Mr Lenderking's comments came one year since the rebels seized the headquarters of the US embassy in the capital Sanaa and detained dozens of former staff, many of whom were later released.

The compound housed the US embassy until 2015, when the US suspended operations there because of the continuing war between the Houthis and the internationally recognised government, with America moving its ambassador and key staff to Saudi Arabia.

The rebel's actions are an "affront to the entire international community, but more importantly to Yemenis themselves", Mr Lenderking said.

"One year later, 12 US and UN employees, all Yemeni citizens, remain in Houthi detention in Sanaa without any justification and little to no contact with their families," his statement read.

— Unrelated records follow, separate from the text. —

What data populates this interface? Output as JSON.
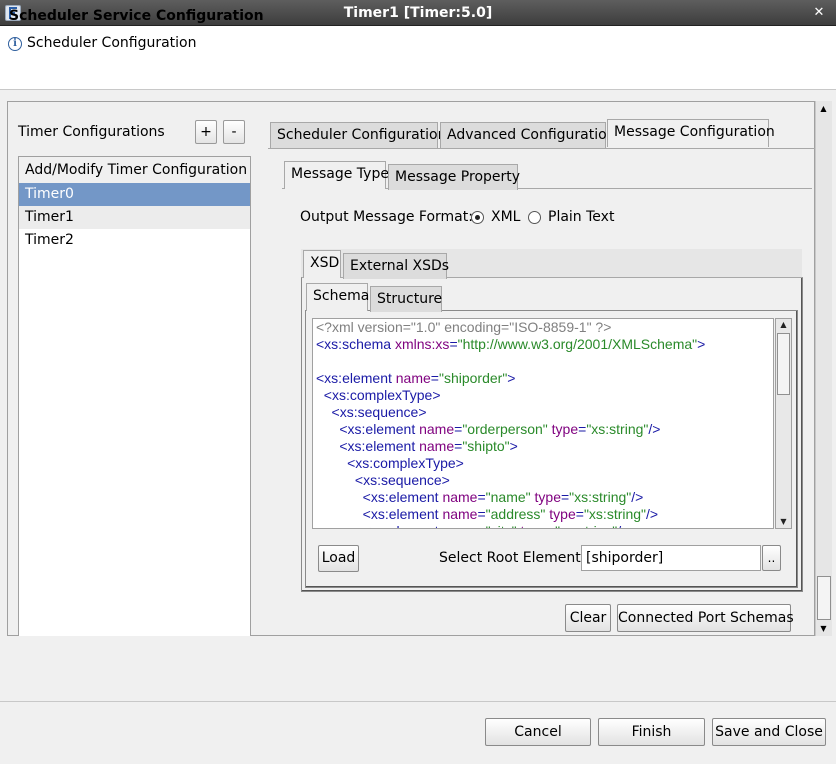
{
  "window": {
    "title": "Timer1 [Timer:5.0]",
    "close_glyph": "✕",
    "app_icon": "app-logo-icon"
  },
  "header": {
    "title": "Scheduler Service Configuration",
    "subtitle": "Scheduler Configuration",
    "info_icon": "i"
  },
  "timer_configs": {
    "label": "Timer Configurations",
    "add_label": "+",
    "remove_label": "-",
    "list_header": "Add/Modify Timer Configuration",
    "items": [
      "Timer0",
      "Timer1",
      "Timer2"
    ],
    "selected_index": 0
  },
  "outer_tabs": {
    "items": [
      "Scheduler Configuration",
      "Advanced Configuration",
      "Message Configuration"
    ],
    "active": "Message Configuration"
  },
  "message_tabs": {
    "items": [
      "Message Type",
      "Message Property"
    ],
    "active": "Message Type"
  },
  "output_format": {
    "label": "Output Message Format:",
    "options": [
      "XML",
      "Plain Text"
    ],
    "selected": "XML"
  },
  "xsd_tabs": {
    "items": [
      "XSD",
      "External XSDs"
    ],
    "active": "XSD"
  },
  "schema_tabs": {
    "items": [
      "Schema",
      "Structure"
    ],
    "active": "Schema"
  },
  "schema_lines": [
    [
      {
        "t": "<?xml version=\"1.0\" encoding=\"ISO-8859-1\" ?>",
        "c": "pi"
      }
    ],
    [
      {
        "t": "<xs:schema ",
        "c": "tag"
      },
      {
        "t": "xmlns:xs",
        "c": "attr"
      },
      {
        "t": "=",
        "c": "tag"
      },
      {
        "t": "\"http://www.w3.org/2001/XMLSchema\"",
        "c": "val"
      },
      {
        "t": ">",
        "c": "tag"
      }
    ],
    [],
    [
      {
        "t": "<xs:element ",
        "c": "tag"
      },
      {
        "t": "name",
        "c": "attr"
      },
      {
        "t": "=",
        "c": "tag"
      },
      {
        "t": "\"shiporder\"",
        "c": "val"
      },
      {
        "t": ">",
        "c": "tag"
      }
    ],
    [
      {
        "t": "  <xs:complexType>",
        "c": "tag"
      }
    ],
    [
      {
        "t": "    <xs:sequence>",
        "c": "tag"
      }
    ],
    [
      {
        "t": "      <xs:element ",
        "c": "tag"
      },
      {
        "t": "name",
        "c": "attr"
      },
      {
        "t": "=",
        "c": "tag"
      },
      {
        "t": "\"orderperson\"",
        "c": "val"
      },
      {
        "t": " ",
        "c": "tag"
      },
      {
        "t": "type",
        "c": "attr"
      },
      {
        "t": "=",
        "c": "tag"
      },
      {
        "t": "\"xs:string\"",
        "c": "val"
      },
      {
        "t": "/>",
        "c": "tag"
      }
    ],
    [
      {
        "t": "      <xs:element ",
        "c": "tag"
      },
      {
        "t": "name",
        "c": "attr"
      },
      {
        "t": "=",
        "c": "tag"
      },
      {
        "t": "\"shipto\"",
        "c": "val"
      },
      {
        "t": ">",
        "c": "tag"
      }
    ],
    [
      {
        "t": "        <xs:complexType>",
        "c": "tag"
      }
    ],
    [
      {
        "t": "          <xs:sequence>",
        "c": "tag"
      }
    ],
    [
      {
        "t": "            <xs:element ",
        "c": "tag"
      },
      {
        "t": "name",
        "c": "attr"
      },
      {
        "t": "=",
        "c": "tag"
      },
      {
        "t": "\"name\"",
        "c": "val"
      },
      {
        "t": " ",
        "c": "tag"
      },
      {
        "t": "type",
        "c": "attr"
      },
      {
        "t": "=",
        "c": "tag"
      },
      {
        "t": "\"xs:string\"",
        "c": "val"
      },
      {
        "t": "/>",
        "c": "tag"
      }
    ],
    [
      {
        "t": "            <xs:element ",
        "c": "tag"
      },
      {
        "t": "name",
        "c": "attr"
      },
      {
        "t": "=",
        "c": "tag"
      },
      {
        "t": "\"address\"",
        "c": "val"
      },
      {
        "t": " ",
        "c": "tag"
      },
      {
        "t": "type",
        "c": "attr"
      },
      {
        "t": "=",
        "c": "tag"
      },
      {
        "t": "\"xs:string\"",
        "c": "val"
      },
      {
        "t": "/>",
        "c": "tag"
      }
    ],
    [
      {
        "t": "            <xs:element ",
        "c": "tag"
      },
      {
        "t": "name",
        "c": "attr"
      },
      {
        "t": "=",
        "c": "tag"
      },
      {
        "t": "\"city\"",
        "c": "val"
      },
      {
        "t": " ",
        "c": "tag"
      },
      {
        "t": "type",
        "c": "attr"
      },
      {
        "t": "=",
        "c": "tag"
      },
      {
        "t": "\"xs:string\"",
        "c": "val"
      },
      {
        "t": "/>",
        "c": "tag"
      }
    ]
  ],
  "schema_controls": {
    "load_label": "Load",
    "root_label": "Select Root Element",
    "root_value": "[shiporder]",
    "browse_label": ".."
  },
  "actions": {
    "clear_label": "Clear",
    "connected_label": "Connected Port Schemas"
  },
  "scroll_arrows": {
    "up": "▲",
    "down": "▼"
  },
  "footer": {
    "cancel_label": "Cancel",
    "finish_label": "Finish",
    "save_close_label": "Save and Close"
  },
  "colors": {
    "selection": "#7397c7",
    "xml_tag": "#1a1aa6",
    "xml_attr": "#7f007f",
    "xml_value": "#2a8a2a",
    "xml_pi": "#808080"
  }
}
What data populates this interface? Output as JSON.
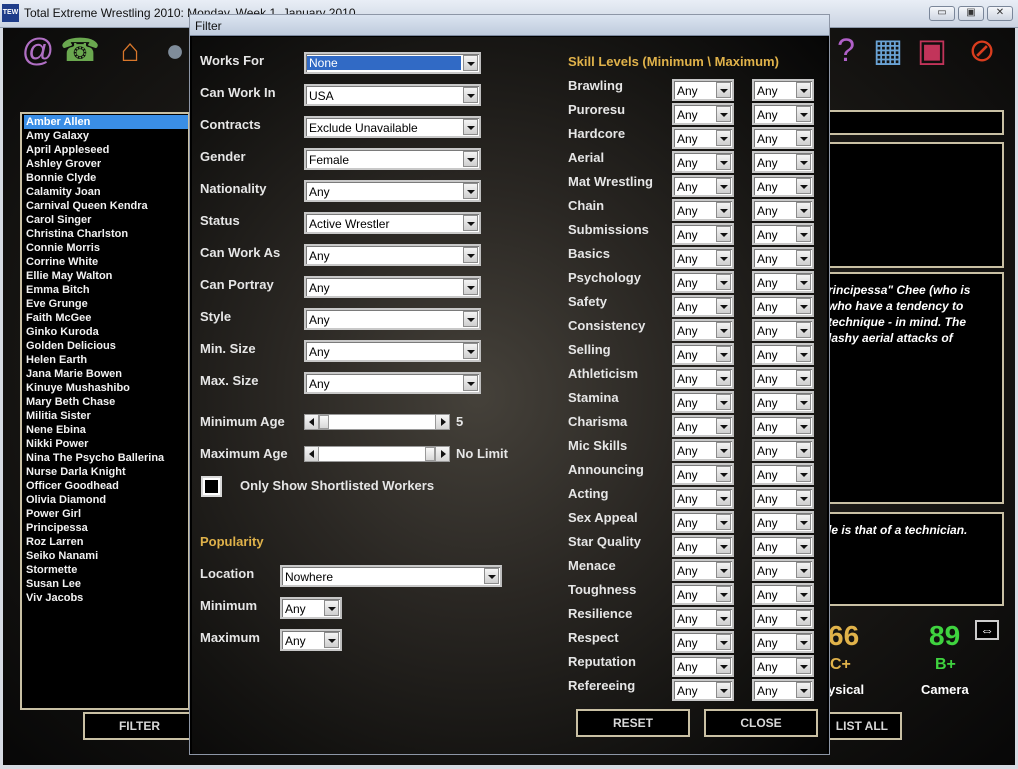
{
  "main_window": {
    "title": "Total Extreme Wrestling 2010: Monday, Week 1, January 2010",
    "app_icon": "TEW",
    "buttons": {
      "minimize": "▭",
      "maximize": "▣",
      "close": "✕"
    }
  },
  "toolbar_icons_left": [
    {
      "name": "at-icon",
      "glyph": "@",
      "color": "#b06fc4"
    },
    {
      "name": "phone-icon",
      "glyph": "☎",
      "color": "#6aa84f"
    },
    {
      "name": "home-icon",
      "glyph": "⌂",
      "color": "#d9772b"
    },
    {
      "name": "person-icon",
      "glyph": "●",
      "color": "#7f8c9a"
    }
  ],
  "toolbar_icons_right": [
    {
      "name": "help-icon",
      "glyph": "?",
      "color": "#b060c8"
    },
    {
      "name": "save-disk-icon",
      "glyph": "▦",
      "color": "#6aa3d5"
    },
    {
      "name": "floppy-icon",
      "glyph": "▣",
      "color": "#c2345a"
    },
    {
      "name": "stop-icon",
      "glyph": "⊘",
      "color": "#d93d1e"
    }
  ],
  "worker_list": {
    "selected": "Amber Allen",
    "items": [
      "Amber Allen",
      "Amy Galaxy",
      "April Appleseed",
      "Ashley Grover",
      "Bonnie Clyde",
      "Calamity Joan",
      "Carnival Queen Kendra",
      "Carol Singer",
      "Christina Charlston",
      "Connie Morris",
      "Corrine White",
      "Ellie May Walton",
      "Emma Bitch",
      "Eve Grunge",
      "Faith McGee",
      "Ginko Kuroda",
      "Golden Delicious",
      "Helen Earth",
      "Jana Marie Bowen",
      "Kinuye Mushashibo",
      "Mary Beth Chase",
      "Militia Sister",
      "Nene Ebina",
      "Nikki Power",
      "Nina The Psycho Ballerina",
      "Nurse Darla Knight",
      "Officer Goodhead",
      "Olivia Diamond",
      "Power Girl",
      "Principessa",
      "Roz Larren",
      "Seiko Nanami",
      "Stormette",
      "Susan Lee",
      "Viv Jacobs"
    ]
  },
  "bottom_buttons": {
    "filter": "FILTER",
    "list_all": "LIST ALL"
  },
  "right_panel": {
    "bio_lines": [
      "rincipessa\" Chee (who is",
      "who have a tendency to",
      " technique - in mind. The",
      "lashy aerial attacks of"
    ],
    "style_line": "le is that of a technician.",
    "stats": [
      {
        "value": "66",
        "grade": "C+",
        "label": "ysical",
        "color": "#e0b24a"
      },
      {
        "value": "89",
        "grade": "B+",
        "label": "Camera",
        "color": "#3fd33f"
      }
    ],
    "swap_icon": "⇔"
  },
  "filter_dialog": {
    "title": "Filter",
    "fields": [
      {
        "label": "Works For",
        "value": "None",
        "selected": true
      },
      {
        "label": "Can Work In",
        "value": "USA"
      },
      {
        "label": "Contracts",
        "value": "Exclude Unavailable"
      },
      {
        "label": "Gender",
        "value": "Female"
      },
      {
        "label": "Nationality",
        "value": "Any"
      },
      {
        "label": "Status",
        "value": "Active Wrestler"
      },
      {
        "label": "Can Work As",
        "value": "Any"
      },
      {
        "label": "Can Portray",
        "value": "Any"
      },
      {
        "label": "Style",
        "value": "Any"
      },
      {
        "label": "Min. Size",
        "value": "Any"
      },
      {
        "label": "Max. Size",
        "value": "Any"
      }
    ],
    "min_age": {
      "label": "Minimum Age",
      "value": "5",
      "slider_fraction": 0.0
    },
    "max_age": {
      "label": "Maximum Age",
      "value": "No Limit",
      "slider_fraction": 1.0
    },
    "shortlist": {
      "label": "Only Show Shortlisted Workers",
      "checked": false
    },
    "popularity": {
      "heading": "Popularity",
      "location_label": "Location",
      "location_value": "Nowhere",
      "minimum_label": "Minimum",
      "minimum_value": "Any",
      "maximum_label": "Maximum",
      "maximum_value": "Any"
    },
    "skills": {
      "heading": "Skill Levels (Minimum \\ Maximum)",
      "items": [
        {
          "label": "Brawling",
          "min": "Any",
          "max": "Any"
        },
        {
          "label": "Puroresu",
          "min": "Any",
          "max": "Any"
        },
        {
          "label": "Hardcore",
          "min": "Any",
          "max": "Any"
        },
        {
          "label": "Aerial",
          "min": "Any",
          "max": "Any"
        },
        {
          "label": "Mat Wrestling",
          "min": "Any",
          "max": "Any"
        },
        {
          "label": "Chain",
          "min": "Any",
          "max": "Any"
        },
        {
          "label": "Submissions",
          "min": "Any",
          "max": "Any"
        },
        {
          "label": "Basics",
          "min": "Any",
          "max": "Any"
        },
        {
          "label": "Psychology",
          "min": "Any",
          "max": "Any"
        },
        {
          "label": "Safety",
          "min": "Any",
          "max": "Any"
        },
        {
          "label": "Consistency",
          "min": "Any",
          "max": "Any"
        },
        {
          "label": "Selling",
          "min": "Any",
          "max": "Any"
        },
        {
          "label": "Athleticism",
          "min": "Any",
          "max": "Any"
        },
        {
          "label": "Stamina",
          "min": "Any",
          "max": "Any"
        },
        {
          "label": "Charisma",
          "min": "Any",
          "max": "Any"
        },
        {
          "label": "Mic Skills",
          "min": "Any",
          "max": "Any"
        },
        {
          "label": "Announcing",
          "min": "Any",
          "max": "Any"
        },
        {
          "label": "Acting",
          "min": "Any",
          "max": "Any"
        },
        {
          "label": "Sex Appeal",
          "min": "Any",
          "max": "Any"
        },
        {
          "label": "Star Quality",
          "min": "Any",
          "max": "Any"
        },
        {
          "label": "Menace",
          "min": "Any",
          "max": "Any"
        },
        {
          "label": "Toughness",
          "min": "Any",
          "max": "Any"
        },
        {
          "label": "Resilience",
          "min": "Any",
          "max": "Any"
        },
        {
          "label": "Respect",
          "min": "Any",
          "max": "Any"
        },
        {
          "label": "Reputation",
          "min": "Any",
          "max": "Any"
        },
        {
          "label": "Refereeing",
          "min": "Any",
          "max": "Any"
        }
      ]
    },
    "buttons": {
      "reset": "RESET",
      "close": "CLOSE"
    }
  }
}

One of those detained, Adbulhameed Al Ajami, died in custody.

"How much more suffering will the Houthis inflict on Yemeni families? We stand by our staff and will continue efforts to secure their release," Mr Lenderking said.

UN agencies confirmed late last year that the Houthis had also arrested two of their employees in Sanaa in early November.

The UN's cultural agency, Unesco, and the UN human rights office said no legal grounds were given for their detention.

US envoy to Yemen Tim Lenderking asked: 'How much more suffering will the Houthis inflict on Yemeni families?' Ryan Christopher Jones / The National

The UN said the civil war has created the world’s greatest humanitarian crisis.

Mr Lenderking's comments came shortly after the Houthis rejected a renewal of a nationwide truce that has brought much-needed calm to the war.

The UN-led ceasefire came into effect at 7pm on April 2 and was extended for two months twice.

However, Yemen's parties failed to reach agreement for a further six months.

The conflict in Yemen started eight years ago after the takeover of Sanaa by the Houthis, prompting a Saudi-led coalition to intervene on behalf of the internationally recognised government.

Updated: October 21, 2022, 10:44 AM